- **WHAT IS BEING ASKED**
Go through the records and give each one again exactly, omitting the images.

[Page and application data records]
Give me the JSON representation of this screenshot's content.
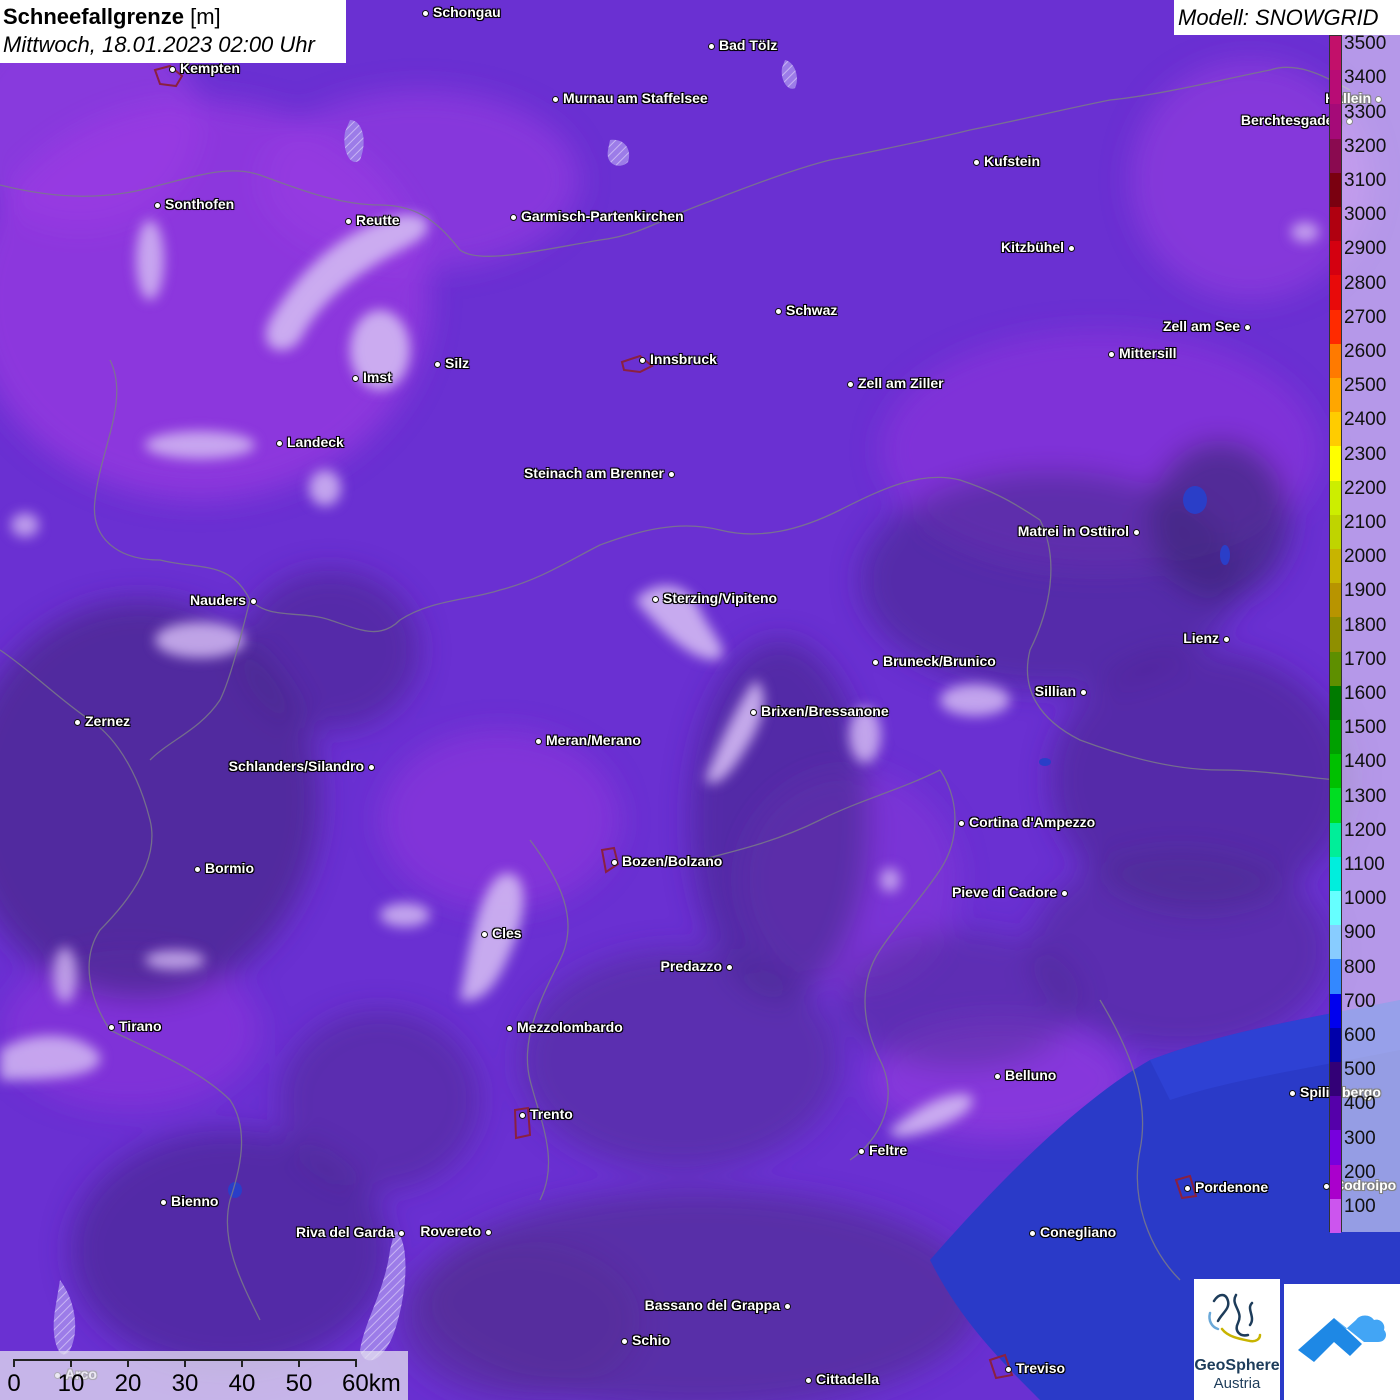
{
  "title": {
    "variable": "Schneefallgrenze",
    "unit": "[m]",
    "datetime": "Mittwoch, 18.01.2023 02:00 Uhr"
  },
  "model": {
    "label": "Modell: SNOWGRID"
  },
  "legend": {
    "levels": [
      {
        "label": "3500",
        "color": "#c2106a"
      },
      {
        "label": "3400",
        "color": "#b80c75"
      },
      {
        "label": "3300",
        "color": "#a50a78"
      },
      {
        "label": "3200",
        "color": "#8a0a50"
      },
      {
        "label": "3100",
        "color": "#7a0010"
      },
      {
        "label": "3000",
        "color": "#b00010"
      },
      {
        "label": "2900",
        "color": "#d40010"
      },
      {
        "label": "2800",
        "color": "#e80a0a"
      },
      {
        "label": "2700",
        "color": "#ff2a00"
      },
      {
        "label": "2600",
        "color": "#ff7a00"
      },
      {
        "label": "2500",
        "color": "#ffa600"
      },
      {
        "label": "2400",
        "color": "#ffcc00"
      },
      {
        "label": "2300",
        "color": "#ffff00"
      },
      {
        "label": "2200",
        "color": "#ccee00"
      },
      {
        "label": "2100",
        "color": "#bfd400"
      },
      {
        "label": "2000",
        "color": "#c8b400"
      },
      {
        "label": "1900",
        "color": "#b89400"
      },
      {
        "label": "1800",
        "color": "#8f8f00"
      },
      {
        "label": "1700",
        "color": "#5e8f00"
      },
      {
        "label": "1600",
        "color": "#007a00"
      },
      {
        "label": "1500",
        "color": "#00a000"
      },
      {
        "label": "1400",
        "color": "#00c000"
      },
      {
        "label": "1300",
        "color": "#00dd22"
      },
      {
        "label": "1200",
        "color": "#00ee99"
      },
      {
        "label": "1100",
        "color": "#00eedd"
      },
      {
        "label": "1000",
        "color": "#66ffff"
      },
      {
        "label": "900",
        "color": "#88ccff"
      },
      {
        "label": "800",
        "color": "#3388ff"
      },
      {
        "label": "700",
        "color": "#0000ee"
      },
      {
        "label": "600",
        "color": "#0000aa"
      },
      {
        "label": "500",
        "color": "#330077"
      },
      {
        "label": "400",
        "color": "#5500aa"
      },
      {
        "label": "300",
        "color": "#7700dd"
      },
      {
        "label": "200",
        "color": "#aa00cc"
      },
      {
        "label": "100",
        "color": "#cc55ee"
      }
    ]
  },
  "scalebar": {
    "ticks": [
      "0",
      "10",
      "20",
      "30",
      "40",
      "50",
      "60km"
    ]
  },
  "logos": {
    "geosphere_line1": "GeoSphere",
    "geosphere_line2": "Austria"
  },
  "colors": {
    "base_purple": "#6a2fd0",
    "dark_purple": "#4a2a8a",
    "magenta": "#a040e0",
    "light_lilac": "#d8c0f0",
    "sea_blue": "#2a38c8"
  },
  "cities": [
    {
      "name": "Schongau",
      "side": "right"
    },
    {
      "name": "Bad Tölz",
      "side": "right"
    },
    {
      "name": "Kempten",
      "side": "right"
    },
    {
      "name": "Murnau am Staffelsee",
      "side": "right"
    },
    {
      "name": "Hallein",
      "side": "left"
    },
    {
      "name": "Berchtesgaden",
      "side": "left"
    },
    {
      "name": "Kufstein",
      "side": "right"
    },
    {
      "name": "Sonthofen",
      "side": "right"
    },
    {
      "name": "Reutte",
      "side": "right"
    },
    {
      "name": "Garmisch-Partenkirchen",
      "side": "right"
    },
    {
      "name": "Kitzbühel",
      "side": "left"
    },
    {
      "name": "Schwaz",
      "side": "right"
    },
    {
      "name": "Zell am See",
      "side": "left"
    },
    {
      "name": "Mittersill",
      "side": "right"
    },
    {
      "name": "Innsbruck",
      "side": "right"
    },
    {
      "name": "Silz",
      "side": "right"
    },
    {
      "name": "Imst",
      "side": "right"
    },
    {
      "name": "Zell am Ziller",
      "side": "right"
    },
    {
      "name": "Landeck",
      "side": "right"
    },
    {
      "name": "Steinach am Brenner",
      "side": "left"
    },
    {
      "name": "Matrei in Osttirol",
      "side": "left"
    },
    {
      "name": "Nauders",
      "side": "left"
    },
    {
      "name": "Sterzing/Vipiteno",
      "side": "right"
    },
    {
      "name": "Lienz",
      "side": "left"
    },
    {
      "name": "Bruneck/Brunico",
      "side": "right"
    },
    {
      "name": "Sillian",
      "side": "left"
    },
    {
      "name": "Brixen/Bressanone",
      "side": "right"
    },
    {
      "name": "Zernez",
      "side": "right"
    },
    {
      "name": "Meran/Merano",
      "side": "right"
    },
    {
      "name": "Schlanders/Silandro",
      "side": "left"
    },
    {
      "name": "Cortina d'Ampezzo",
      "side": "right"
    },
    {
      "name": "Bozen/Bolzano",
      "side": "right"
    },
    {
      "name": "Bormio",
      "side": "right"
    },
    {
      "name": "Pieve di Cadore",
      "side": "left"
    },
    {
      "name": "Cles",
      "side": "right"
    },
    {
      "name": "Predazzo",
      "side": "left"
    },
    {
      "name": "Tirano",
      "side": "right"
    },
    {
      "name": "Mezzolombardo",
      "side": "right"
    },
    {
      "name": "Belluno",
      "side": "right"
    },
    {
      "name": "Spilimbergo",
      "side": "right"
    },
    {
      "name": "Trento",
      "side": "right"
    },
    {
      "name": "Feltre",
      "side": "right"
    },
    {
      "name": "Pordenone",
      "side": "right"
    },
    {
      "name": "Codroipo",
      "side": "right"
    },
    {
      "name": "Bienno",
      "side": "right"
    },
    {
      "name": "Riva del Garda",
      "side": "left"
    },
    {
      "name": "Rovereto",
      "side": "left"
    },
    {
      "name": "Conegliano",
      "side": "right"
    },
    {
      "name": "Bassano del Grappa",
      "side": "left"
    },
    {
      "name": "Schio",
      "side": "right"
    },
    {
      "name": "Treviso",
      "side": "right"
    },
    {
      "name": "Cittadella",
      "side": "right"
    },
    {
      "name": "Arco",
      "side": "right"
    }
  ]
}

- **ANSWER**
Give me the JSON representation of this screenshot's content.
{
  "title": {
    "variable": "Schneefallgrenze",
    "unit": "[m]",
    "datetime": "Mittwoch, 18.01.2023 02:00 Uhr"
  },
  "model": {
    "label": "Modell: SNOWGRID"
  },
  "legend": {
    "levels": [
      {
        "label": "3500",
        "color": "#c2106a"
      },
      {
        "label": "3400",
        "color": "#b80c75"
      },
      {
        "label": "3300",
        "color": "#a50a78"
      },
      {
        "label": "3200",
        "color": "#8a0a50"
      },
      {
        "label": "3100",
        "color": "#7a0010"
      },
      {
        "label": "3000",
        "color": "#b00010"
      },
      {
        "label": "2900",
        "color": "#d40010"
      },
      {
        "label": "2800",
        "color": "#e80a0a"
      },
      {
        "label": "2700",
        "color": "#ff2a00"
      },
      {
        "label": "2600",
        "color": "#ff7a00"
      },
      {
        "label": "2500",
        "color": "#ffa600"
      },
      {
        "label": "2400",
        "color": "#ffcc00"
      },
      {
        "label": "2300",
        "color": "#ffff00"
      },
      {
        "label": "2200",
        "color": "#ccee00"
      },
      {
        "label": "2100",
        "color": "#bfd400"
      },
      {
        "label": "2000",
        "color": "#c8b400"
      },
      {
        "label": "1900",
        "color": "#b89400"
      },
      {
        "label": "1800",
        "color": "#8f8f00"
      },
      {
        "label": "1700",
        "color": "#5e8f00"
      },
      {
        "label": "1600",
        "color": "#007a00"
      },
      {
        "label": "1500",
        "color": "#00a000"
      },
      {
        "label": "1400",
        "color": "#00c000"
      },
      {
        "label": "1300",
        "color": "#00dd22"
      },
      {
        "label": "1200",
        "color": "#00ee99"
      },
      {
        "label": "1100",
        "color": "#00eedd"
      },
      {
        "label": "1000",
        "color": "#66ffff"
      },
      {
        "label": "900",
        "color": "#88ccff"
      },
      {
        "label": "800",
        "color": "#3388ff"
      },
      {
        "label": "700",
        "color": "#0000ee"
      },
      {
        "label": "600",
        "color": "#0000aa"
      },
      {
        "label": "500",
        "color": "#330077"
      },
      {
        "label": "400",
        "color": "#5500aa"
      },
      {
        "label": "300",
        "color": "#7700dd"
      },
      {
        "label": "200",
        "color": "#aa00cc"
      },
      {
        "label": "100",
        "color": "#cc55ee"
      }
    ]
  },
  "scalebar": {
    "ticks": [
      "0",
      "10",
      "20",
      "30",
      "40",
      "50",
      "60km"
    ]
  },
  "logos": {
    "geosphere_line1": "GeoSphere",
    "geosphere_line2": "Austria"
  },
  "colors": {
    "base_purple": "#6a2fd0",
    "dark_purple": "#4a2a8a",
    "magenta": "#a040e0",
    "light_lilac": "#d8c0f0",
    "sea_blue": "#2a38c8"
  },
  "cities": [
    {
      "name": "Schongau",
      "side": "right"
    },
    {
      "name": "Bad Tölz",
      "side": "right"
    },
    {
      "name": "Kempten",
      "side": "right"
    },
    {
      "name": "Murnau am Staffelsee",
      "side": "right"
    },
    {
      "name": "Hallein",
      "side": "left"
    },
    {
      "name": "Berchtesgaden",
      "side": "left"
    },
    {
      "name": "Kufstein",
      "side": "right"
    },
    {
      "name": "Sonthofen",
      "side": "right"
    },
    {
      "name": "Reutte",
      "side": "right"
    },
    {
      "name": "Garmisch-Partenkirchen",
      "side": "right"
    },
    {
      "name": "Kitzbühel",
      "side": "left"
    },
    {
      "name": "Schwaz",
      "side": "right"
    },
    {
      "name": "Zell am See",
      "side": "left"
    },
    {
      "name": "Mittersill",
      "side": "right"
    },
    {
      "name": "Innsbruck",
      "side": "right"
    },
    {
      "name": "Silz",
      "side": "right"
    },
    {
      "name": "Imst",
      "side": "right"
    },
    {
      "name": "Zell am Ziller",
      "side": "right"
    },
    {
      "name": "Landeck",
      "side": "right"
    },
    {
      "name": "Steinach am Brenner",
      "side": "left"
    },
    {
      "name": "Matrei in Osttirol",
      "side": "left"
    },
    {
      "name": "Nauders",
      "side": "left"
    },
    {
      "name": "Sterzing/Vipiteno",
      "side": "right"
    },
    {
      "name": "Lienz",
      "side": "left"
    },
    {
      "name": "Bruneck/Brunico",
      "side": "right"
    },
    {
      "name": "Sillian",
      "side": "left"
    },
    {
      "name": "Brixen/Bressanone",
      "side": "right"
    },
    {
      "name": "Zernez",
      "side": "right"
    },
    {
      "name": "Meran/Merano",
      "side": "right"
    },
    {
      "name": "Schlanders/Silandro",
      "side": "left"
    },
    {
      "name": "Cortina d'Ampezzo",
      "side": "right"
    },
    {
      "name": "Bozen/Bolzano",
      "side": "right"
    },
    {
      "name": "Bormio",
      "side": "right"
    },
    {
      "name": "Pieve di Cadore",
      "side": "left"
    },
    {
      "name": "Cles",
      "side": "right"
    },
    {
      "name": "Predazzo",
      "side": "left"
    },
    {
      "name": "Tirano",
      "side": "right"
    },
    {
      "name": "Mezzolombardo",
      "side": "right"
    },
    {
      "name": "Belluno",
      "side": "right"
    },
    {
      "name": "Spilimbergo",
      "side": "right"
    },
    {
      "name": "Trento",
      "side": "right"
    },
    {
      "name": "Feltre",
      "side": "right"
    },
    {
      "name": "Pordenone",
      "side": "right"
    },
    {
      "name": "Codroipo",
      "side": "right"
    },
    {
      "name": "Bienno",
      "side": "right"
    },
    {
      "name": "Riva del Garda",
      "side": "left"
    },
    {
      "name": "Rovereto",
      "side": "left"
    },
    {
      "name": "Conegliano",
      "side": "right"
    },
    {
      "name": "Bassano del Grappa",
      "side": "left"
    },
    {
      "name": "Schio",
      "side": "right"
    },
    {
      "name": "Treviso",
      "side": "right"
    },
    {
      "name": "Cittadella",
      "side": "right"
    },
    {
      "name": "Arco",
      "side": "right"
    }
  ]
}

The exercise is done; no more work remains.